Their economics are quickly and dramatically improving and are becoming competitive with traditional sources. The trouble is, if you have a couple of cloudy days, you’re out of luck. These technologies can significantly reduce our carbon reliance, but they will never be a full replacement. You need something more reliable. To think that we spend a few billion each year on R&D in this area while we spend over hundreds of billions annually support a war in the middle east to secure our oil supply is patently absurd.
Let’s spend $50 billion per year for a few years and see where that gets us. A heck of a lot further than we’ve gotten in Iraq, that’s for sure.
Nuclear power: I’m a nuclear engineer by training, so I speak with some authority on this subject. Nuclear power is the most environmentally friendly source of energy of the main “base load” alternatives. It’s incredibly safe. It has no carbon footprint. And the waste issue is completely solvable. On that topic, we need a combination of reprocessing (where a lot of the longer-lived radioisotopes are recycled) and a long-term storage facility.
This is an area that the private utilities are drying to fund. It’s just that the regulatory situation is such that if they spend $3-5 billion building one of these plants, there is still a risk that environmentalists will try to tie up the startup of the plant in the courts for years, driving them into bankruptcy.
So, basically, the government doesn’t need to fund these plants.

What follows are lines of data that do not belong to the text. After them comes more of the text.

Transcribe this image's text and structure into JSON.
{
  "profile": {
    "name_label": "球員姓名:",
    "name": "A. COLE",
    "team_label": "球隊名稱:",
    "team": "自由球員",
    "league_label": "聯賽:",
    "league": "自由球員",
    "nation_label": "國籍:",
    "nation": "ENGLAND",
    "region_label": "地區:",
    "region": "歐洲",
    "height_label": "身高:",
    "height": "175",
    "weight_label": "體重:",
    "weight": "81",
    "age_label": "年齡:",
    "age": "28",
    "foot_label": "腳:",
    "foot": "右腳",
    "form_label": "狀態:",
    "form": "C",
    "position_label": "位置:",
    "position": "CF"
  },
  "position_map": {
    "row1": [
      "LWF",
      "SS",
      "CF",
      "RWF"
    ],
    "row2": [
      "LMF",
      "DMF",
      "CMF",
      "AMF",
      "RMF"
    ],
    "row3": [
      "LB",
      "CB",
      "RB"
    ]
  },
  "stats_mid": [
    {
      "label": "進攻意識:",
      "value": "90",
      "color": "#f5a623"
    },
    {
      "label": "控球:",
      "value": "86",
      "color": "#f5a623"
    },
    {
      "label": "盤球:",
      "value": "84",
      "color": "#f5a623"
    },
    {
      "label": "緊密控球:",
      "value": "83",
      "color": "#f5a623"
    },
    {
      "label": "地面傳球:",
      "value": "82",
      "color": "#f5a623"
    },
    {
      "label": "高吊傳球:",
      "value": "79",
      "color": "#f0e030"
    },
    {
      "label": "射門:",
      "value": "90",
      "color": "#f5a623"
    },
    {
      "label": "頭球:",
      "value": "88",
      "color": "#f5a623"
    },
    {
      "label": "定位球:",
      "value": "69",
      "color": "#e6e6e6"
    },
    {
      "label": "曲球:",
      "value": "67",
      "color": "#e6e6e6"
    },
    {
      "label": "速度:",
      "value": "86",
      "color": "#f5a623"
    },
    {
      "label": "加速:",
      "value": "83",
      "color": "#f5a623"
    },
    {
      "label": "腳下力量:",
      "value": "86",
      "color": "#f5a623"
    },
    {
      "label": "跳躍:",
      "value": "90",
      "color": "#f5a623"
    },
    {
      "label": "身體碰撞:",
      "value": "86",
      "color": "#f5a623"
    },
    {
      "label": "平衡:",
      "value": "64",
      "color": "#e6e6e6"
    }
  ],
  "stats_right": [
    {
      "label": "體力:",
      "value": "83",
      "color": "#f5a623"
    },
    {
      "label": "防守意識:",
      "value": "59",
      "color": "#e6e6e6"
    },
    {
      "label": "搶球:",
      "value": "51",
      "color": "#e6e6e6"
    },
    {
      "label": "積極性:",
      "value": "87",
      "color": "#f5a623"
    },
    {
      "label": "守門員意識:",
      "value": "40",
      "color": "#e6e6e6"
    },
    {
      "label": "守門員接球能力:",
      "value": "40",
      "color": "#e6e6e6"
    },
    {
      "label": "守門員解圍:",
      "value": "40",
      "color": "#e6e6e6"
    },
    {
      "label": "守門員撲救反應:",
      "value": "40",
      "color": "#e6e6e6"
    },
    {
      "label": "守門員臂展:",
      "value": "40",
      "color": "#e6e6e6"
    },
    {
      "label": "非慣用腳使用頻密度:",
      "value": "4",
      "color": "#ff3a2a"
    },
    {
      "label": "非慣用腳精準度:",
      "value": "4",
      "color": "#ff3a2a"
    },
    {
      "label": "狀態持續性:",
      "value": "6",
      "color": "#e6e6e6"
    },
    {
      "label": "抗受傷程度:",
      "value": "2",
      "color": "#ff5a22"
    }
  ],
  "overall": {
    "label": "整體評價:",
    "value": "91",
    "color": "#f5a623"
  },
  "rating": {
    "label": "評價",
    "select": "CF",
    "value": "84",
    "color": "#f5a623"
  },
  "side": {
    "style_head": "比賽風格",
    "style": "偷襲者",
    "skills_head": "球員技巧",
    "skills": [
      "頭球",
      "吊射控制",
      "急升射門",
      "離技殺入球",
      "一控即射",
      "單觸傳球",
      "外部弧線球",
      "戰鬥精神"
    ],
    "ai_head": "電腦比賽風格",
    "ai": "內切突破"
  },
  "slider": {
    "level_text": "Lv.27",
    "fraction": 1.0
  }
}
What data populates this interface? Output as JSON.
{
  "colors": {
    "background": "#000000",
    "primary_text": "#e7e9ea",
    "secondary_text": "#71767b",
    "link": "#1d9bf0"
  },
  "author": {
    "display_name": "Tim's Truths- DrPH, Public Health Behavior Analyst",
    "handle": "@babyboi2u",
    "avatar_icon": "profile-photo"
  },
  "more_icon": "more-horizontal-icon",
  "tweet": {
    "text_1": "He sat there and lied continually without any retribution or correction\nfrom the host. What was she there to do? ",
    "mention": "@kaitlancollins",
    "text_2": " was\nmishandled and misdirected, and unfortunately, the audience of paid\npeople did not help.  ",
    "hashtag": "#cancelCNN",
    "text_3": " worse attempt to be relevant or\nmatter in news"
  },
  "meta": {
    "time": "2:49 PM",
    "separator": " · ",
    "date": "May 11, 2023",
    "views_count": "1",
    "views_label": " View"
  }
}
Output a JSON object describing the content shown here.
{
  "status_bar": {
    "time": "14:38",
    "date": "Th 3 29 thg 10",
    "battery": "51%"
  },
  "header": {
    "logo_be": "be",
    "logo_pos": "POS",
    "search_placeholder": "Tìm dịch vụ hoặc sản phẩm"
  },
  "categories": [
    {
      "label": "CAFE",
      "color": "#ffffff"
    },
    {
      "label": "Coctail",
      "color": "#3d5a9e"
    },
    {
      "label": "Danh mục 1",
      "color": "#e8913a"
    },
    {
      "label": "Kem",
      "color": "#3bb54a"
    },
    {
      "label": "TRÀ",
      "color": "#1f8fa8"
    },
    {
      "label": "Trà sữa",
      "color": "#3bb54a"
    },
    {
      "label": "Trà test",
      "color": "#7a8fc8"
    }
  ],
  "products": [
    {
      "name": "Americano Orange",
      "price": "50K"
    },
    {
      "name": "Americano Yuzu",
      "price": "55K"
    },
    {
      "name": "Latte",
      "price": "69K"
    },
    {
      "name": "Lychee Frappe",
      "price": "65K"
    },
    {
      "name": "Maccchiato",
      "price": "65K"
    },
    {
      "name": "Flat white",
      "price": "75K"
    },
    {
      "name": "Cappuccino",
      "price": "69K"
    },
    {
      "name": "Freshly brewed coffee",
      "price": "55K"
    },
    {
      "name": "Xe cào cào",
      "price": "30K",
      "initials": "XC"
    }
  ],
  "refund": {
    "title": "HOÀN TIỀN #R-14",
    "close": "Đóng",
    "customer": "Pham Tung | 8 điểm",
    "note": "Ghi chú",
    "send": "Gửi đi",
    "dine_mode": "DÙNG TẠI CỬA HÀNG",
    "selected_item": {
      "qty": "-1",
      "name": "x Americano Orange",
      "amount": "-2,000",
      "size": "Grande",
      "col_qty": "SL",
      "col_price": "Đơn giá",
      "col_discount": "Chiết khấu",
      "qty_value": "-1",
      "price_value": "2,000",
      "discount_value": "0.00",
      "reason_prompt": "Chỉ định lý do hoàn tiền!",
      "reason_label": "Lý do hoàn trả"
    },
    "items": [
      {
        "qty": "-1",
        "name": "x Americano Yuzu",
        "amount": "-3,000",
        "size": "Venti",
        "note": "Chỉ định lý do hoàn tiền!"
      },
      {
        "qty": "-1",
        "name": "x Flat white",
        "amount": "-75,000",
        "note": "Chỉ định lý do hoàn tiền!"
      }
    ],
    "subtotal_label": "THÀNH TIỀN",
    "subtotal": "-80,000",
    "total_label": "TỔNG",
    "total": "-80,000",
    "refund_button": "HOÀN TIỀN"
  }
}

But it does need to provide the utilities with a guarantee that if the plants are built according to the proper safety regulations and oversight, they will be allowed to operate.
Fusion power: Fusion is said to be “30 years from commercialization and it always will be.” Well, get it right one day. Just don’t hold your breath.
So how do we start?
I mean, it’s only the fate of the world and the survival of humanity that rests in the balance. OK, maybe I’m being a little overly dramatic. But, really, what did were they thinking when they cut down that tree?
First, we need to implement these measures on a mass scale in the United States. And quickly. For a country of our wealth, we could make massive improvements in the coming decade. At the same time, were going to develop a leading position in the technology behind these solutions that we can export internationally. That’s good for us and our businesses.
But we cant just do this unilaterally. China and India, with over 2 billion people between them, will eventually dwarf the carbon footprint of the US. It is said that China builds a coal power plant every week. So the US needs to stop spending its political and economic capital on unpopular wars and start showing REAL global leadership and influencing the rest of the world to take the same measures.
There is one issue here. US industry benefited dramatically over the last 100 years from lax environmental regulation. Its not exactly fair to deny developing economies such rapid growth by imposing hugely costly regulations on them. There needs to be some fair incentive system that allows them to grow quickly while profiting from implementing environmental controls. One model is the trading of pollution credits. There are others. All should be considered.
Look, Im a pragmatist. And you should be too. There should be no ivory towers in this debate. Were not all going to stop driving cars. Were not going back to caves. Lets get over that right now. But what we can do is dramatically reduce our energy consumption and emissions.
The technology is here. We CAN do it now. Its a choice, but one we have to take now. If we fail to act, over the next 20-30-40 years, well probably be OK. But 50-100 years down the road, our grandchildren are going to be saying, “what do you think they were thinking when they voted down the law requiring higher gas mileage for automobiles?
Maybe the Easter Islanders just didn’t know, but our grandparents did.”